# The task
Could you copy the lines below exactly, leaving none out?

◆ ◆ ◆ ◆ ◆ ◆ ◆

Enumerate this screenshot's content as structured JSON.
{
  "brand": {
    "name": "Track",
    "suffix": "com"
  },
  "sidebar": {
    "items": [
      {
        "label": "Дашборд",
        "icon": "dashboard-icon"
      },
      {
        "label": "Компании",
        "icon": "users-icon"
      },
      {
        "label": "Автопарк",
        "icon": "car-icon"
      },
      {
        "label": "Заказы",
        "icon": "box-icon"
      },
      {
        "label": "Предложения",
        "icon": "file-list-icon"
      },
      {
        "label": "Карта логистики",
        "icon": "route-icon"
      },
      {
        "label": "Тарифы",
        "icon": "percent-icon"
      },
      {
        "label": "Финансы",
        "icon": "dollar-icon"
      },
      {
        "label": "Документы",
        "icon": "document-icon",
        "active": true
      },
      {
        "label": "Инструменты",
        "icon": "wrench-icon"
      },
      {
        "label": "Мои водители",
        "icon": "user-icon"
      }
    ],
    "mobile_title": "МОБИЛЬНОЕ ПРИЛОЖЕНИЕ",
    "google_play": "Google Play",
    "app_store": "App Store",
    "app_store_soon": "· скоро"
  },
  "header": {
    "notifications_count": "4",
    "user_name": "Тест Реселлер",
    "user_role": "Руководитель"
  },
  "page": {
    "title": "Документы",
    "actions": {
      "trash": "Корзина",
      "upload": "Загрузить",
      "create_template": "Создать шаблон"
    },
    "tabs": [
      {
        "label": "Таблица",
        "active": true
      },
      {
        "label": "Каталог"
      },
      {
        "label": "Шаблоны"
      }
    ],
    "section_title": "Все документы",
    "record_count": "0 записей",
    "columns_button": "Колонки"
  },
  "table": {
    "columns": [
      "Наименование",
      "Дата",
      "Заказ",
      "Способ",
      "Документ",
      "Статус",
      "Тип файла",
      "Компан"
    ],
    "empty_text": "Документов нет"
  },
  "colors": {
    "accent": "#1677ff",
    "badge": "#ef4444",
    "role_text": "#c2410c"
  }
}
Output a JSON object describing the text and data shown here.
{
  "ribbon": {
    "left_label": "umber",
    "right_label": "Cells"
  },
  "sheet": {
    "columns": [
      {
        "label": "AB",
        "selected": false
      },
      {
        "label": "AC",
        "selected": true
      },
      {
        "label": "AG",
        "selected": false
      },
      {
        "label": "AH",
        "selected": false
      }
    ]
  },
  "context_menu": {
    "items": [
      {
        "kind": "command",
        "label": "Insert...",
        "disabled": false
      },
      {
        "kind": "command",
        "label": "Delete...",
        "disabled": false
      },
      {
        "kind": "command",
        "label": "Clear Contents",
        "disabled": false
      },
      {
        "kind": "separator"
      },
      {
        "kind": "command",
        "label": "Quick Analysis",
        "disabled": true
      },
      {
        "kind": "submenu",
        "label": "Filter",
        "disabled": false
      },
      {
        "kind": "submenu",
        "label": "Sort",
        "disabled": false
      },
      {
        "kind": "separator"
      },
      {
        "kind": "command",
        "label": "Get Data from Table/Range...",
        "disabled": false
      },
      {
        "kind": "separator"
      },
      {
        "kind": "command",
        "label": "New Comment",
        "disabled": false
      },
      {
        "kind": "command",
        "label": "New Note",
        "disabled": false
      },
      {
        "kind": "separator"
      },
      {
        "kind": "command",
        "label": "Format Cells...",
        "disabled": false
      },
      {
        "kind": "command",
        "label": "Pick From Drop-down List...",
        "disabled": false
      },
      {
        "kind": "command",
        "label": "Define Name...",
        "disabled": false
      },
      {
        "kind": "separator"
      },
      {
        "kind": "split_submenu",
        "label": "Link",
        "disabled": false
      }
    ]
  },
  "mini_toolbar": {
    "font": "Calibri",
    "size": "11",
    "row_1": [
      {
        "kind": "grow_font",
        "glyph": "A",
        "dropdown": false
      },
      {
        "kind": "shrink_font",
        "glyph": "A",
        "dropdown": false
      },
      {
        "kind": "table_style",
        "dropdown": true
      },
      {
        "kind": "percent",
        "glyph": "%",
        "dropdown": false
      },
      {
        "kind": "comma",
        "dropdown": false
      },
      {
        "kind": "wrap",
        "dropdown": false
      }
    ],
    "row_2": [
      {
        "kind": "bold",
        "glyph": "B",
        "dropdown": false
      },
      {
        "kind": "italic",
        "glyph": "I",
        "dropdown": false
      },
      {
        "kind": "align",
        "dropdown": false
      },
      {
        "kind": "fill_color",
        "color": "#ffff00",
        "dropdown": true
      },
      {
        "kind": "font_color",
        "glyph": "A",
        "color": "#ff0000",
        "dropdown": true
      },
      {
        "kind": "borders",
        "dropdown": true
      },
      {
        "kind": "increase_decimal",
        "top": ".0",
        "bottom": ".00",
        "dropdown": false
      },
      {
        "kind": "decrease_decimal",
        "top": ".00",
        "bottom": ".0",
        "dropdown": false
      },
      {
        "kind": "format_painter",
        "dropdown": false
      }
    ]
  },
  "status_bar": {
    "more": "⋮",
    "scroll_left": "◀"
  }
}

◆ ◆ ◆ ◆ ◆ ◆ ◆

# Answer for this exercise
Enumerate this screenshot's content as structured JSON.
{
  "brand": {
    "name": "Track",
    "suffix": "com"
  },
  "sidebar": {
    "items": [
      {
        "label": "Дашборд",
        "icon": "dashboard-icon"
      },
      {
        "label": "Компании",
        "icon": "users-icon"
      },
      {
        "label": "Автопарк",
        "icon": "car-icon"
      },
      {
        "label": "Заказы",
        "icon": "box-icon"
      },
      {
        "label": "Предложения",
        "icon": "file-list-icon"
      },
      {
        "label": "Карта логистики",
        "icon": "route-icon"
      },
      {
        "label": "Тарифы",
        "icon": "percent-icon"
      },
      {
        "label": "Финансы",
        "icon": "dollar-icon"
      },
      {
        "label": "Документы",
        "icon": "document-icon",
        "active": true
      },
      {
        "label": "Инструменты",
        "icon": "wrench-icon"
      },
      {
        "label": "Мои водители",
        "icon": "user-icon"
      }
    ],
    "mobile_title": "МОБИЛЬНОЕ ПРИЛОЖЕНИЕ",
    "google_play": "Google Play",
    "app_store": "App Store",
    "app_store_soon": "· скоро"
  },
  "header": {
    "notifications_count": "4",
    "user_name": "Тест Реселлер",
    "user_role": "Руководитель"
  },
  "page": {
    "title": "Документы",
    "actions": {
      "trash": "Корзина",
      "upload": "Загрузить",
      "create_template": "Создать шаблон"
    },
    "tabs": [
      {
        "label": "Таблица",
        "active": true
      },
      {
        "label": "Каталог"
      },
      {
        "label": "Шаблоны"
      }
    ],
    "section_title": "Все документы",
    "record_count": "0 записей",
    "columns_button": "Колонки"
  },
  "table": {
    "columns": [
      "Наименование",
      "Дата",
      "Заказ",
      "Способ",
      "Документ",
      "Статус",
      "Тип файла",
      "Компан"
    ],
    "empty_text": "Документов нет"
  },
  "colors": {
    "accent": "#1677ff",
    "badge": "#ef4444",
    "role_text": "#c2410c"
  }
}
Output a JSON object describing the text and data shown here.
{
  "ribbon": {
    "left_label": "umber",
    "right_label": "Cells"
  },
  "sheet": {
    "columns": [
      {
        "label": "AB",
        "selected": false
      },
      {
        "label": "AC",
        "selected": true
      },
      {
        "label": "AG",
        "selected": false
      },
      {
        "label": "AH",
        "selected": false
      }
    ]
  },
  "context_menu": {
    "items": [
      {
        "kind": "command",
        "label": "Insert...",
        "disabled": false
      },
      {
        "kind": "command",
        "label": "Delete...",
        "disabled": false
      },
      {
        "kind": "command",
        "label": "Clear Contents",
        "disabled": false
      },
      {
        "kind": "separator"
      },
      {
        "kind": "command",
        "label": "Quick Analysis",
        "disabled": true
      },
      {
        "kind": "submenu",
        "label": "Filter",
        "disabled": false
      },
      {
        "kind": "submenu",
        "label": "Sort",
        "disabled": false
      },
      {
        "kind": "separator"
      },
      {
        "kind": "command",
        "label": "Get Data from Table/Range...",
        "disabled": false
      },
      {
        "kind": "separator"
      },
      {
        "kind": "command",
        "label": "New Comment",
        "disabled": false
      },
      {
        "kind": "command",
        "label": "New Note",
        "disabled": false
      },
      {
        "kind": "separator"
      },
      {
        "kind": "command",
        "label": "Format Cells...",
        "disabled": false
      },
      {
        "kind": "command",
        "label": "Pick From Drop-down List...",
        "disabled": false
      },
      {
        "kind": "command",
        "label": "Define Name...",
        "disabled": false
      },
      {
        "kind": "separator"
      },
      {
        "kind": "split_submenu",
        "label": "Link",
        "disabled": false
      }
    ]
  },
  "mini_toolbar": {
    "font": "Calibri",
    "size": "11",
    "row_1": [
      {
        "kind": "grow_font",
        "glyph": "A",
        "dropdown": false
      },
      {
        "kind": "shrink_font",
        "glyph": "A",
        "dropdown": false
      },
      {
        "kind": "table_style",
        "dropdown": true
      },
      {
        "kind": "percent",
        "glyph": "%",
        "dropdown": false
      },
      {
        "kind": "comma",
        "dropdown": false
      },
      {
        "kind": "wrap",
        "dropdown": false
      }
    ],
    "row_2": [
      {
        "kind": "bold",
        "glyph": "B",
        "dropdown": false
      },
      {
        "kind": "italic",
        "glyph": "I",
        "dropdown": false
      },
      {
        "kind": "align",
        "dropdown": false
      },
      {
        "kind": "fill_color",
        "color": "#ffff00",
        "dropdown": true
      },
      {
        "kind": "font_color",
        "glyph": "A",
        "color": "#ff0000",
        "dropdown": true
      },
      {
        "kind": "borders",
        "dropdown": true
      },
      {
        "kind": "increase_decimal",
        "top": ".0",
        "bottom": ".00",
        "dropdown": false
      },
      {
        "kind": "decrease_decimal",
        "top": ".00",
        "bottom": ".0",
        "dropdown": false
      },
      {
        "kind": "format_painter",
        "dropdown": false
      }
    ]
  },
  "status_bar": {
    "more": "⋮",
    "scroll_left": "◀"
  }
}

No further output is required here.